OAKLAND, Tenn. — Small business owners across Tennessee are weighing their options on whether it’s safe to reopen their businesses.
While Shelby County remains one of the counties in Tennessee that is not cleared to reopen, one small business owner in neighboring Fayette County said she’ll reopen only when she thinks it’s safe.
“Everyday at Kindred Spirit Style Facebook page we go ‘live at lunch,’ and we have a sale,” said Patti Yancey, owner of Kindred Spirit Style in Oakland.
She has been keeping her boutique gift store afloat and paying her employees for the past two weeks.
Yancey closed her door after the first case of COVID-19 was reported in Fayette County and was surprised at how well her “live at lunch” sale went over.
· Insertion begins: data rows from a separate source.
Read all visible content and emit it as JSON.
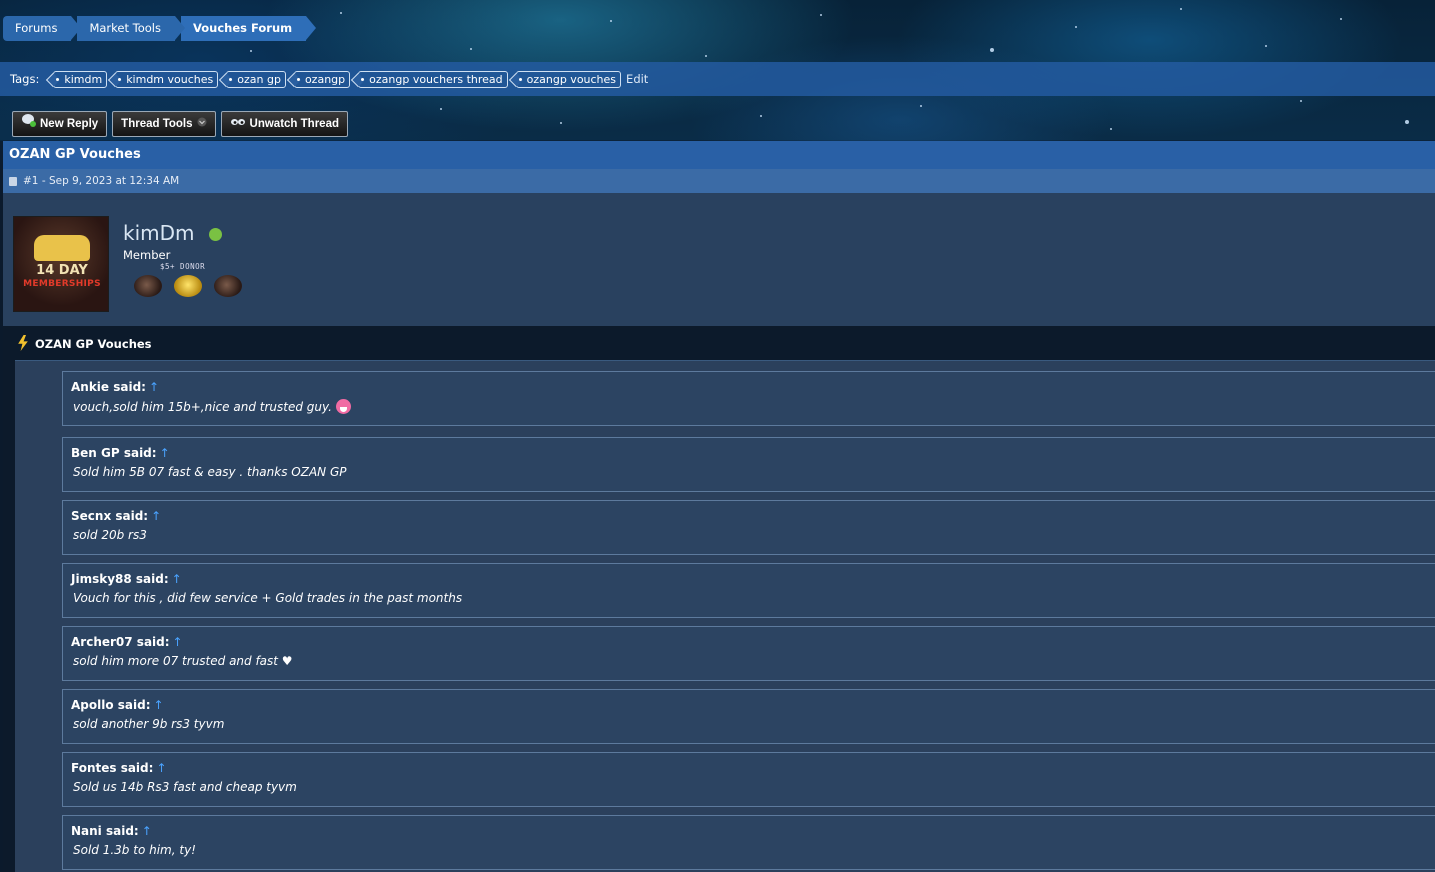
{
  "breadcrumb": [
    "Forums",
    "Market Tools",
    "Vouches Forum"
  ],
  "tags": {
    "label": "Tags:",
    "items": [
      "kimdm",
      "kimdm vouches",
      "ozan gp",
      "ozangp",
      "ozangp vouchers thread",
      "ozangp vouches"
    ],
    "edit": "Edit"
  },
  "toolbar": {
    "new_reply": "New Reply",
    "thread_tools": "Thread Tools",
    "unwatch": "Unwatch Thread"
  },
  "thread": {
    "title": "OZAN GP Vouches"
  },
  "post": {
    "meta": "#1 - Sep 9, 2023 at 12:34 AM",
    "avatar_line1": "14 DAY",
    "avatar_line2": "MEMBERSHIPS",
    "username": "kimDm",
    "usertitle": "Member",
    "donor": "$5+ DONOR",
    "body_title": "OZAN GP Vouches",
    "arrow": "↑",
    "quotes": [
      {
        "author": "Ankie said:",
        "text": "vouch,sold him 15b+,nice and trusted guy."
      },
      {
        "author": "Ben GP said:",
        "text": "Sold him 5B 07 fast & easy . thanks OZAN GP"
      },
      {
        "author": "Secnx said:",
        "text": "sold 20b rs3"
      },
      {
        "author": "Jimsky88 said:",
        "text": "Vouch for this , did few service + Gold trades in the past months"
      },
      {
        "author": "Archer07 said:",
        "text": "sold him more 07 trusted and fast ♥"
      },
      {
        "author": "Apollo said:",
        "text": "sold another 9b rs3 tyvm"
      },
      {
        "author": "Fontes said:",
        "text": "Sold us 14b Rs3 fast and cheap tyvm"
      },
      {
        "author": "Nani said:",
        "text": "Sold 1.3b to him, ty!"
      }
    ]
  },
  "colors": {
    "accent": "#2960a6",
    "online": "#7ac143",
    "quote_arrow": "#4aa3ff"
  }
}
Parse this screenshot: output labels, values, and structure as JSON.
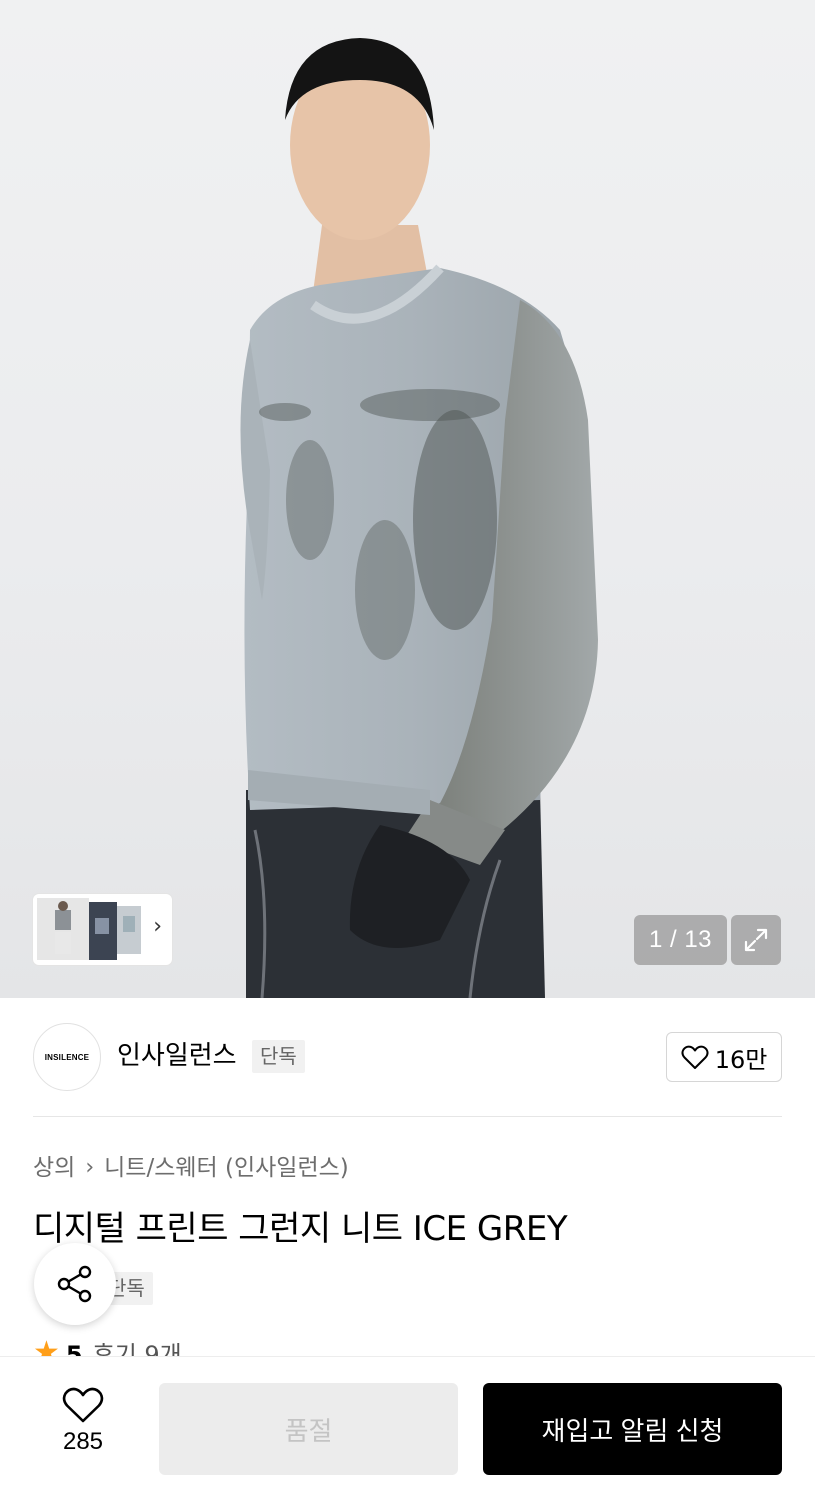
{
  "gallery": {
    "counter": "1 / 13",
    "current_index": 1,
    "total": 13,
    "thumbnail_next_icon": "chevron-right-icon",
    "expand_icon": "expand-icon"
  },
  "brand": {
    "logo_text": "INSILENCE",
    "name": "인사일런스",
    "badge": "단독",
    "likes": "16만",
    "like_icon": "heart-outline-icon"
  },
  "product": {
    "breadcrumb": [
      "상의",
      "니트/스웨터 (인사일런스)"
    ],
    "breadcrumb_separator_icon": "chevron-right-icon",
    "title": "디지털 프린트 그런지 니트 ICE GREY",
    "badge": "단독",
    "rating": {
      "star_icon": "star-icon",
      "score": "5",
      "reviews": "후기 9개"
    },
    "share_icon": "share-icon"
  },
  "bottom_bar": {
    "wish_icon": "heart-outline-icon",
    "wish_count": "285",
    "soldout_label": "품절",
    "restock_label": "재입고 알림 신청"
  },
  "colors": {
    "accent_star": "#ff9f1a",
    "primary_button": "#000000",
    "disabled_button": "#ececec"
  }
}
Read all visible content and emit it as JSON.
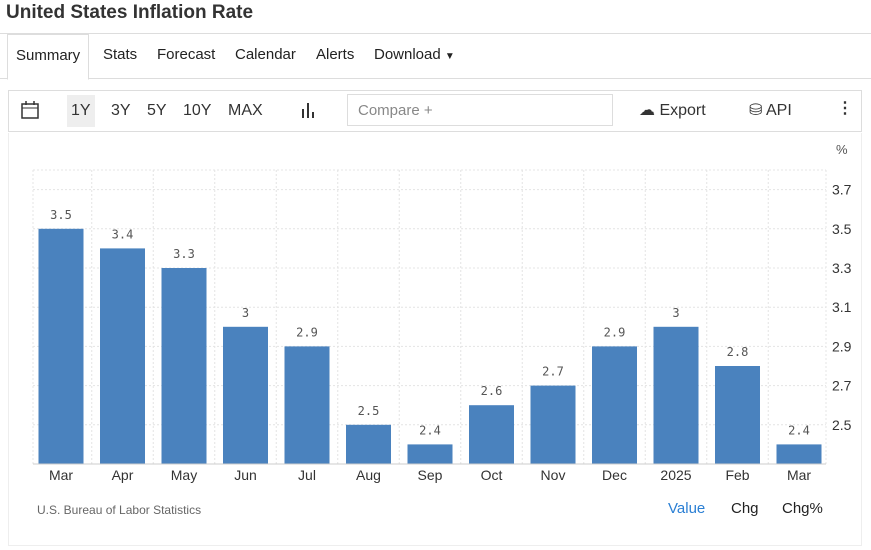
{
  "title": "United States Inflation Rate",
  "tabs": [
    "Summary",
    "Stats",
    "Forecast",
    "Calendar",
    "Alerts",
    "Download"
  ],
  "toolbar": {
    "ranges": [
      "1Y",
      "3Y",
      "5Y",
      "10Y",
      "MAX"
    ],
    "compare_placeholder": "Compare +",
    "export": "Export",
    "api": "API"
  },
  "source": "U.S. Bureau of Labor Statistics",
  "view_toggle": {
    "value": "Value",
    "chg": "Chg",
    "chgpct": "Chg%"
  },
  "colors": {
    "bar": "#4a82be",
    "active_link": "#2a7fd4"
  },
  "chart_data": {
    "type": "bar",
    "categories": [
      "Mar",
      "Apr",
      "May",
      "Jun",
      "Jul",
      "Aug",
      "Sep",
      "Oct",
      "Nov",
      "Dec",
      "2025",
      "Feb",
      "Mar"
    ],
    "values": [
      3.5,
      3.4,
      3.3,
      3.0,
      2.9,
      2.5,
      2.4,
      2.6,
      2.7,
      2.9,
      3.0,
      2.8,
      2.4
    ],
    "labels": [
      "3.5",
      "3.4",
      "3.3",
      "3",
      "2.9",
      "2.5",
      "2.4",
      "2.6",
      "2.7",
      "2.9",
      "3",
      "2.8",
      "2.4"
    ],
    "unit": "%",
    "yticks": [
      2.5,
      2.7,
      2.9,
      3.1,
      3.3,
      3.5,
      3.7
    ],
    "ytick_labels": [
      "2.5",
      "2.7",
      "2.9",
      "3.1",
      "3.3",
      "3.5",
      "3.7"
    ],
    "ylim": [
      2.3,
      3.8
    ],
    "grid": true
  }
}
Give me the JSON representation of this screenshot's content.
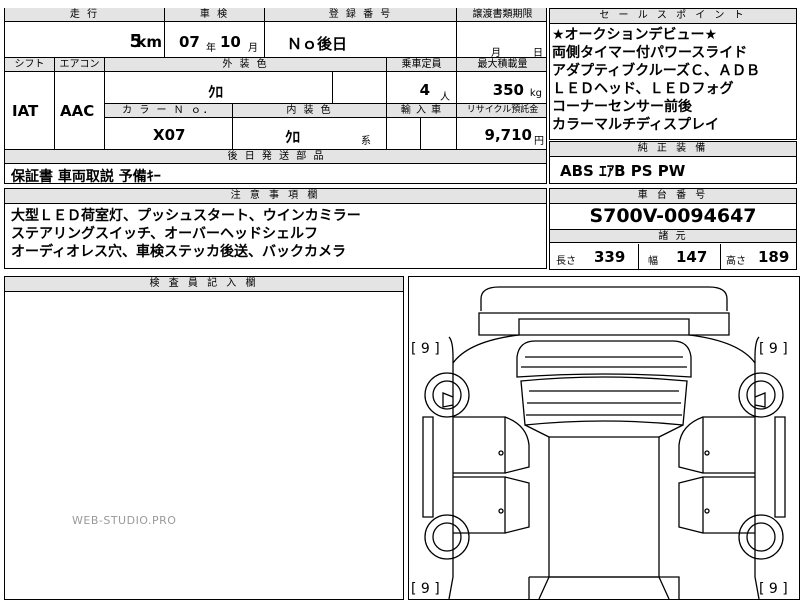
{
  "top_row": {
    "labels": {
      "mileage": "走 行",
      "inspection": "車 検",
      "registration": "登 録 番 号",
      "transfer_date": "譲渡書類期限"
    },
    "mileage_value": "5",
    "mileage_unit": "km",
    "inspection_year": "07",
    "inspection_year_unit": "年",
    "inspection_month": "10",
    "inspection_month_unit": "月",
    "registration_value": "Ｎｏ後日",
    "transfer_month_unit": "月",
    "transfer_day_unit": "日"
  },
  "second_row": {
    "labels": {
      "shift": "シフト",
      "aircon": "エアコン",
      "exterior_color": "外 装 色",
      "capacity": "乗車定員",
      "max_load": "最大積載量",
      "color_no": "カ ラ ー Ｎ ｏ．",
      "interior_color": "内 装 色",
      "import": "輸 入 車",
      "recycle": "リサイクル預託金"
    },
    "shift": "IAT",
    "aircon": "AAC",
    "exterior_color": "ｸﾛ",
    "capacity": "4",
    "capacity_unit": "人",
    "max_load": "350",
    "max_load_unit": "kg",
    "color_no": "X07",
    "interior_color": "ｸﾛ",
    "interior_suffix": "系",
    "recycle": "9,710",
    "recycle_unit": "円"
  },
  "later_parts": {
    "label": "後 日 発 送 部 品",
    "value": "保証書 車両取説 予備ｷｰ"
  },
  "notes": {
    "label": "注 意 事 項 欄",
    "lines": [
      "大型ＬＥＤ荷室灯、プッシュスタート、ウインカミラー",
      "ステアリングスイッチ、オーバーヘッドシェルフ",
      "オーディオレス穴、車検ステッカ後送、バックカメラ"
    ]
  },
  "sales_points": {
    "label": "セ ー ル ス ポ イ ン ト",
    "lines": [
      "★オークションデビュー★",
      "両側タイマー付パワースライド",
      "アダプティブクルーズＣ、ＡＤＢ",
      "ＬＥＤヘッド、ＬＥＤフォグ",
      "コーナーセンサー前後",
      "カラーマルチディスプレイ"
    ]
  },
  "genuine_equipment": {
    "label": "純 正 装 備",
    "value": "ABS ｴｱB PS PW"
  },
  "chassis": {
    "label": "車 台 番 号",
    "value": "S700V-0094647"
  },
  "specs": {
    "label": "諸 元",
    "length_label": "長さ",
    "length": "339",
    "width_label": "幅",
    "width": "147",
    "height_label": "高さ",
    "height": "189"
  },
  "inspector": {
    "label": "検 査 員 記 入 欄"
  },
  "diagram": {
    "tire_labels": [
      "[ 9 ]",
      "[ 9 ]",
      "[ 9 ]",
      "[ 9 ]"
    ]
  },
  "watermark": "WEB-STUDIO.PRO"
}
“I’m like, ‘Are you kidding?’ Afterwards we did a hallelujah dance … I’m like, ‘We made some money. We can pay our rent.’ Sos this is how we’ve done it,” she said.
Yancey said she’s actually making more money through her Facebook sales than before nonessential businesses, like hers, were forced to close.
She’s looking forward to returning to business as usual but is concerned neighboring Shelby County still has too many COVID-19 cases to completely reopen.
“I have talked to my staff again because we’re very close, and it’s not just about me, but it’s about keeping everybody safe,” she said.
With about 300 small businesses in Fayette County, officials admit not all will qualify for the Paycheck Protection Program from the federal government.
But many people in Fayette County don’t want to rush reopening.
“Our population is way less than Memphis and Shelby County,” Pattie Krepela, executive director of the Oakland Regional Chamber of Commerce, said. “I’m really hoping we do things on our own, based on our population and who lives here and not really follow the Shelby County’s lead because our numbers are totally different.”